How does Dry Needling work?

The sustained tightness of the muscle fibers of the trigger points reduces blood flow around the trigger point. This means less oxygen and food can be delivered to the muscle, and less removal of waste products produced by muscle cells. The aim of dry needling is to restore muscle fibers to their normal, healthy state. Inserting a needle into an active trigger point enables the muscle to relax. For maximum effect, a local twitch response is sought. This is an actual twitch of the muscle, due to a complex reflex reaction stimulated by the needle. This causes a micro trauma and physical break down of the trigger point. This triggers the body’s own healing system, whereby the muscle fibers are healed

 

What does Dry Needling feel like?

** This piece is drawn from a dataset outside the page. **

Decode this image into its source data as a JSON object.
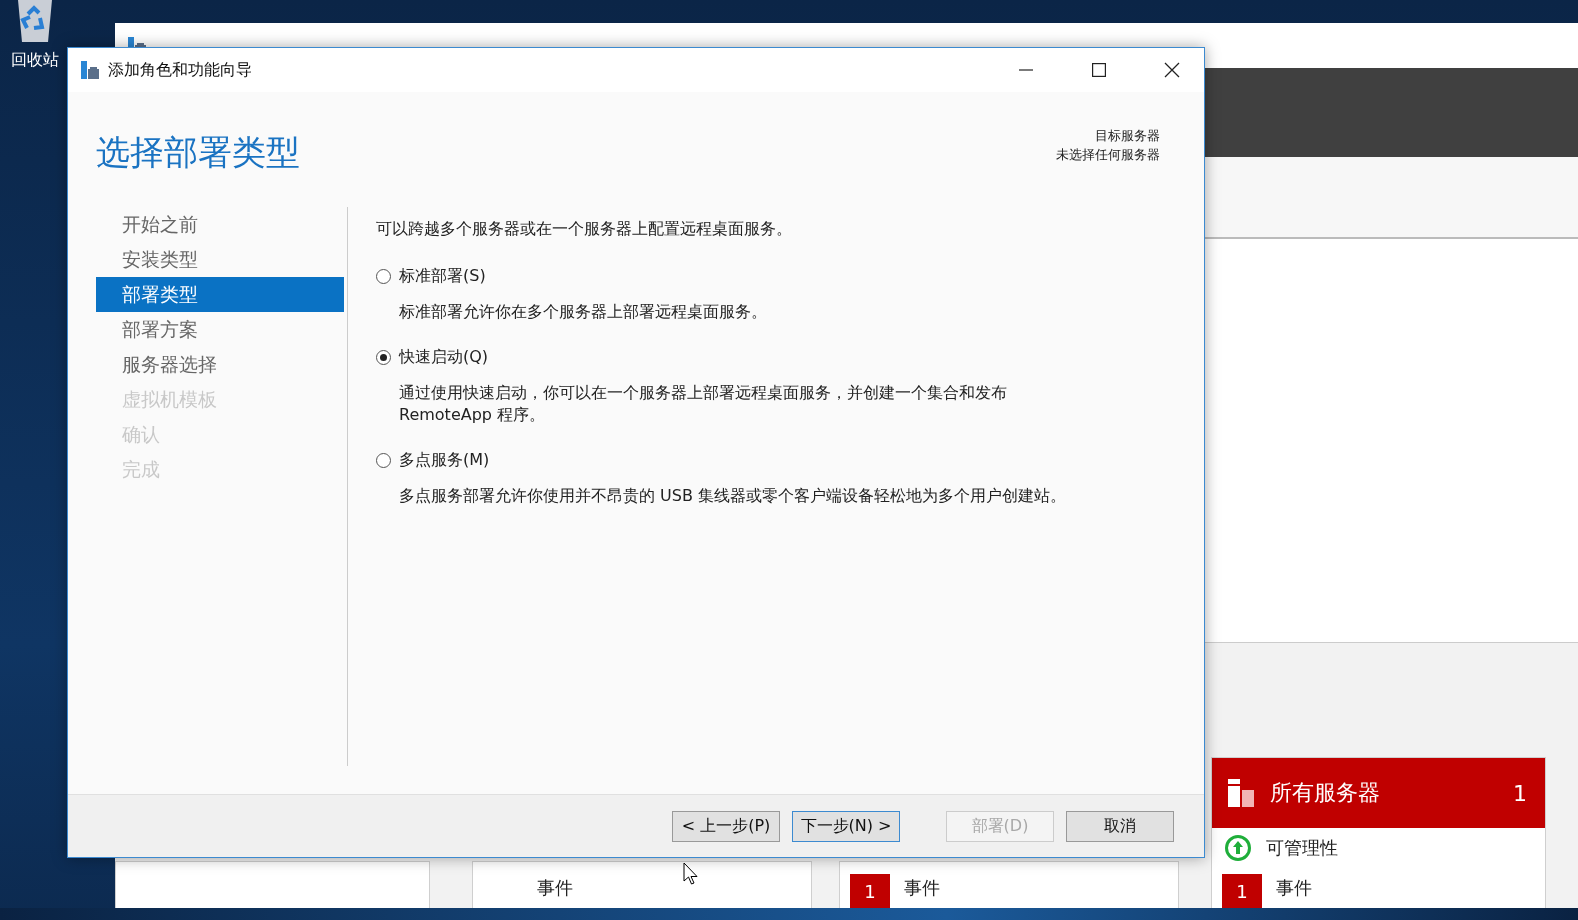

Acupuncture needles used in dry needling are exceptionally fine and solid, they are not hollow unlike hypodermic needles. When the needle is inserted the sensation is often described a tingling or a dull ache. Depending on the effect required the needles could be inserted for a few seconds or for several minutes. Patients typically experience a pleasant feeling or relaxation. A stingy sensation can be felt when the needle is inserted. It is not desired for the stingy sensation to be prolonged for several hours (although it is not damaging)

 

The benefits of needling are more than just pain relief or improved range of motion from a particular condition. Many people find that it can lead to increased energy levels, better appetite, and sleep as well as an enhanced sense of overall well-being.

 

Are there any side effects?

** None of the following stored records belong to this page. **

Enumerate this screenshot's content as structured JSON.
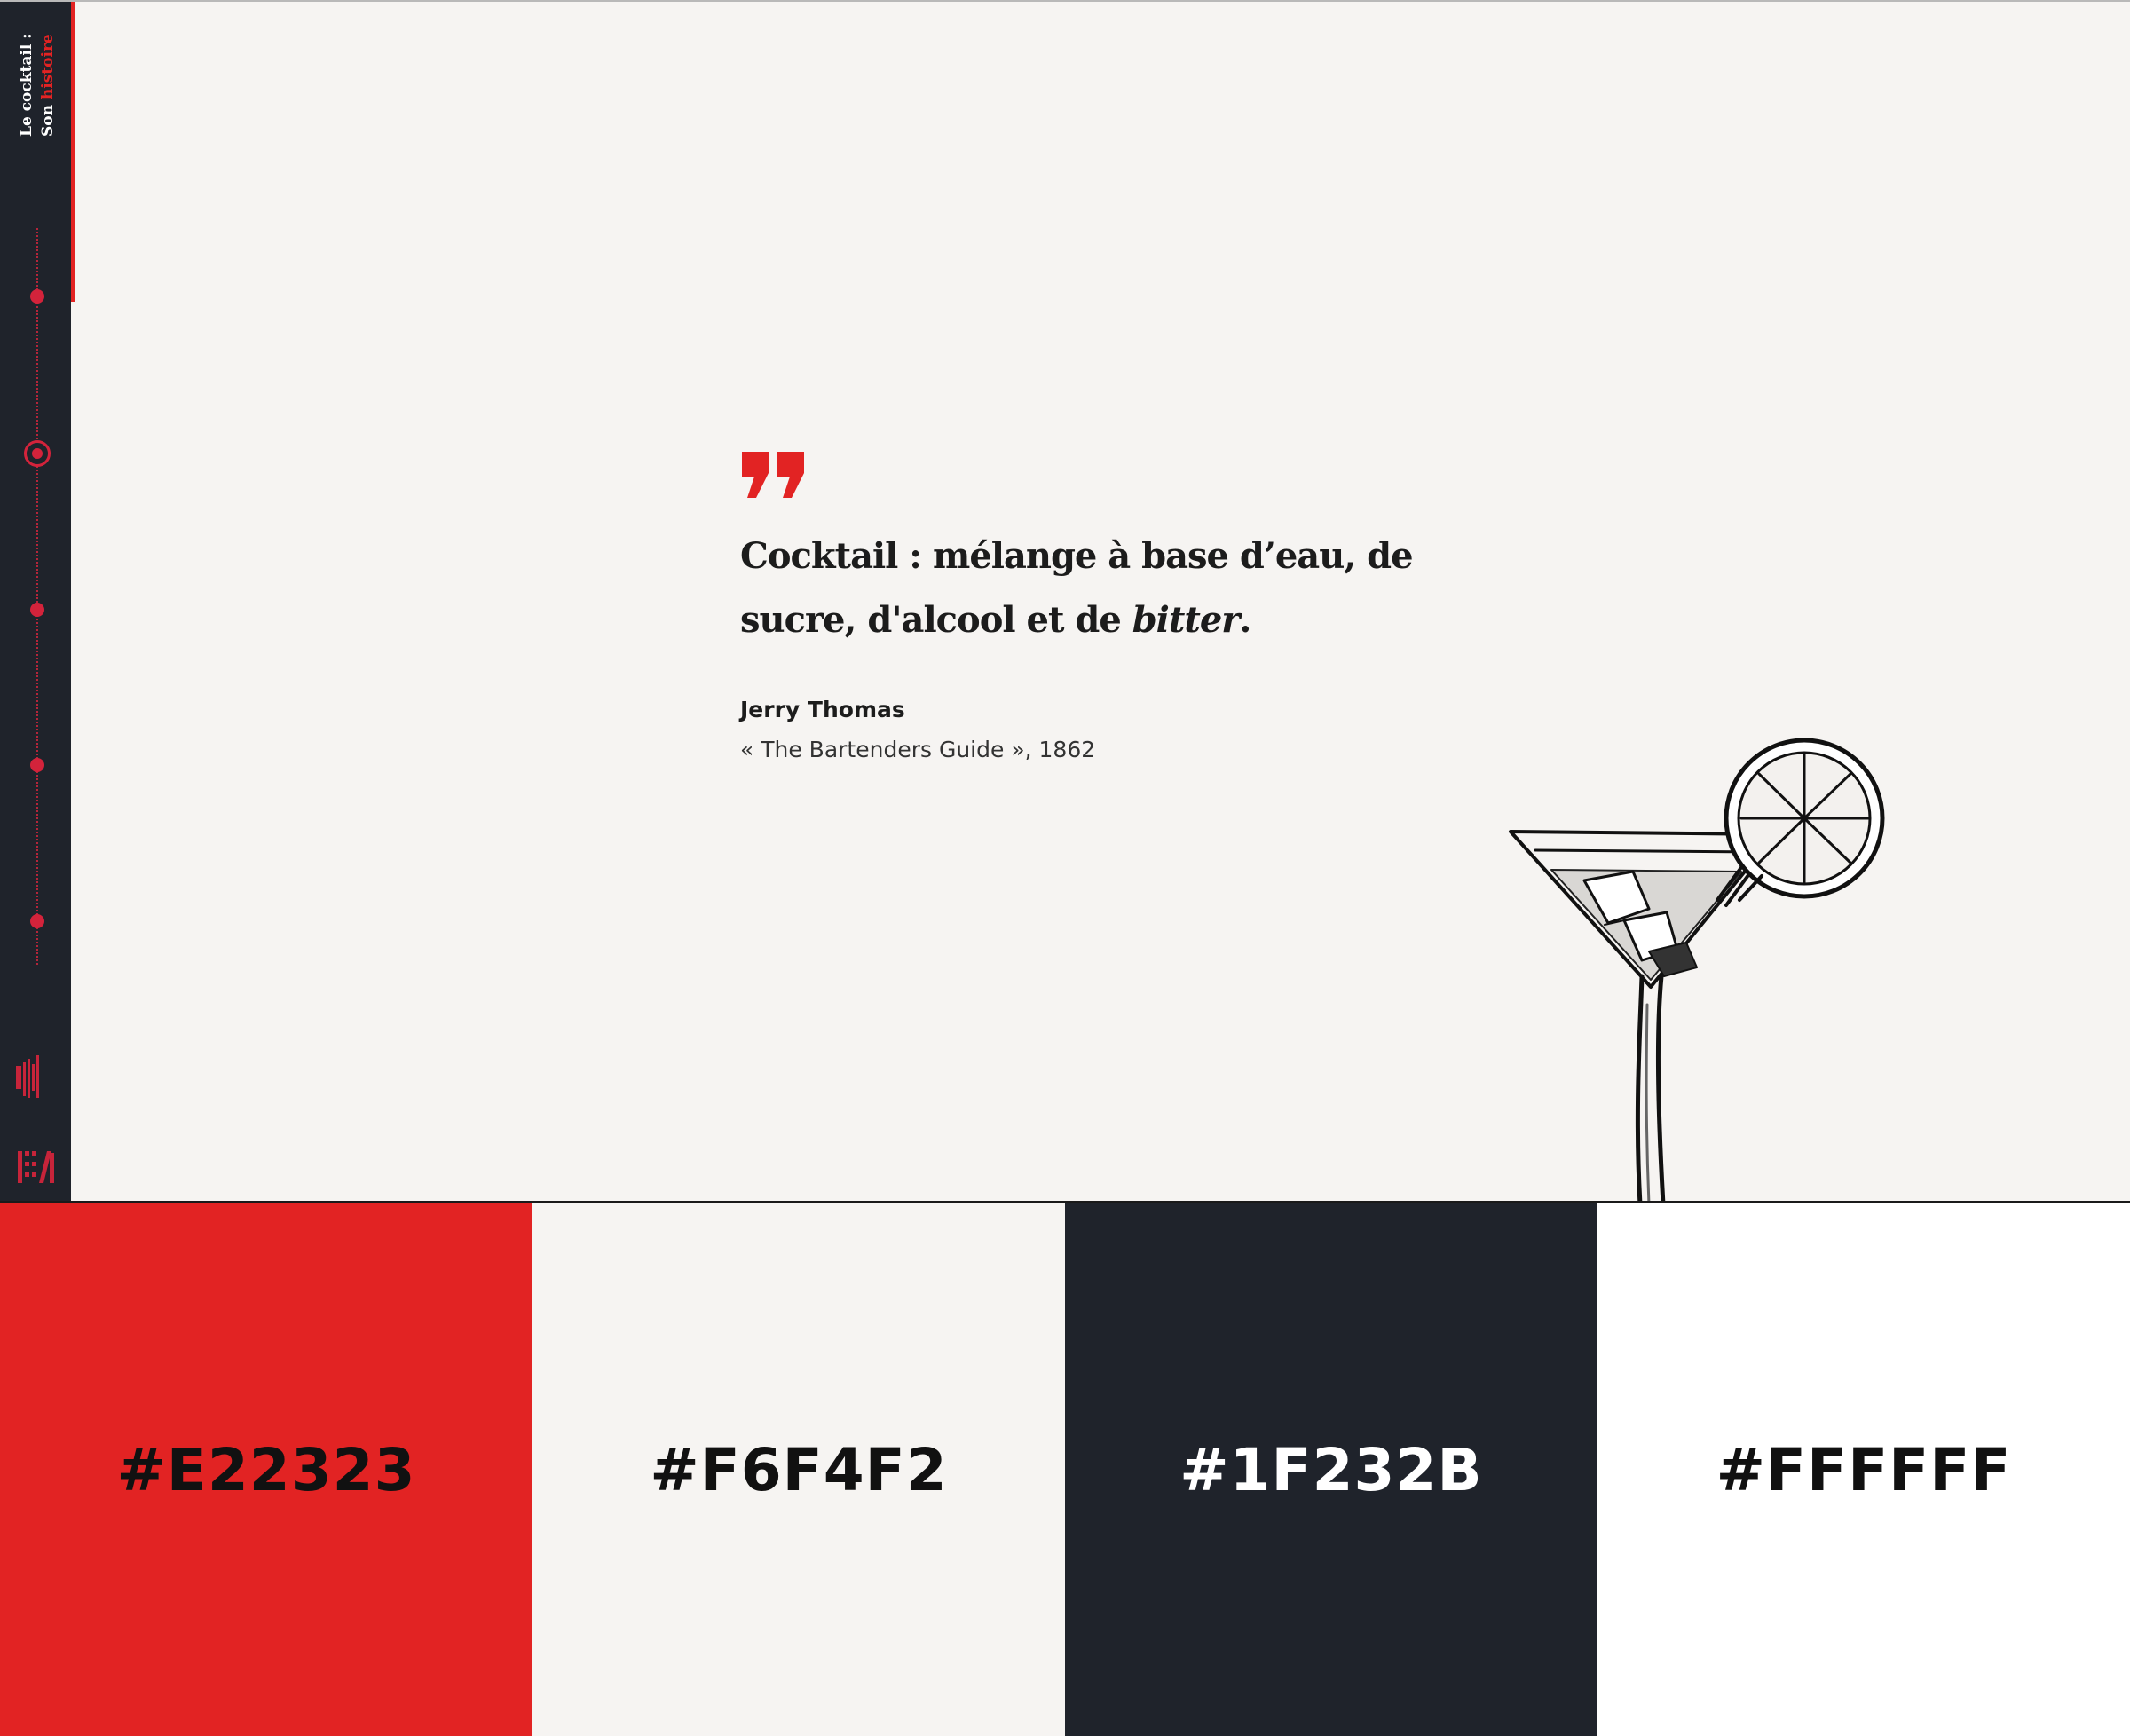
{
  "sidebar": {
    "title_line1": "Le cocktail :",
    "title_line2_prefix": "Son ",
    "title_line2_accent": "histoire",
    "timeline_steps": 5,
    "active_step": 2
  },
  "quote": {
    "text_line1": "Cocktail : mélange à base d’eau, de",
    "text_line2_prefix": "sucre, d'alcool et de ",
    "text_line2_italic": "bitter",
    "text_line2_suffix": ".",
    "author": "Jerry Thomas",
    "source": "« The Bartenders Guide », 1862"
  },
  "palette": [
    {
      "label": "#E22323",
      "color": "#E22323",
      "text_color": "#111111"
    },
    {
      "label": "#F6F4F2",
      "color": "#F6F4F2",
      "text_color": "#111111"
    },
    {
      "label": "#1F232B",
      "color": "#1F232B",
      "text_color": "#ffffff"
    },
    {
      "label": "#FFFFFF",
      "color": "#FFFFFF",
      "text_color": "#111111"
    }
  ],
  "colors": {
    "accent": "#E22323",
    "background": "#F6F4F2",
    "sidebar": "#1F232B"
  },
  "icons": {
    "quote": "quote-icon",
    "illustration": "cocktail-glass-icon",
    "logo": "brand-logo-icon"
  }
}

If the practitioner is professionally trained and understand the anatomy sufficient, dry needling is a safe technique. There are, however, a few possible side effects. Common mild side effects include bruising, and /or soreness at the area of needling and tightness of the muscle like what can be felt after strenuous exercise. The soreness comes from the micro-trauma caused by the needling and this can last for a few hours up to a couple of days. Also, different people react differently to needling. Some may feel drowsy, nauseous, or dizzy post needling. Some people get more energy and can even feel euphoric. Sweating or dryness in the mouth is common during needling. A few people may also experience an onset of their normal pain, which is an indication that the trigger point has been stimulated. This is not a problem; it normally abates and gets better with continued treatment. Serious side effects are very rare but when they do occur, the most frequent and the most serious is that of a pneumothorax. This happens when needling the muscles over the lungs and a needle accidentally pierces the lung, leading to a partial or full collapse. This is, however,

exceptionally rare. Other possible risks include needling of major blood vessel or nerves, but with a professionally trained practitioner, this should not be a concern. Dry Needling can only be carried out by professionals who have gone through dry needling training.

Is Dry Needling the same as Acupuncture?

Essentially, no. Acupuncture comes from traditional Chinese medicine. Needling certain points along ‘meridians’ aids this process. Dry Needling is based on a Western view of the body and has been developed through Western research. However, there are several similarities between the two techniques, even though the reasoning may differ.

 

Is Dry Needling appropriate for me?

The therapist will perform an assessment on you, depending on your clinical complaint, the state of how sensitive the level of pain you are experiencing as well as other factors are taken into consideration before we decide if Dry Needling is appropriate for you.

Acupuncture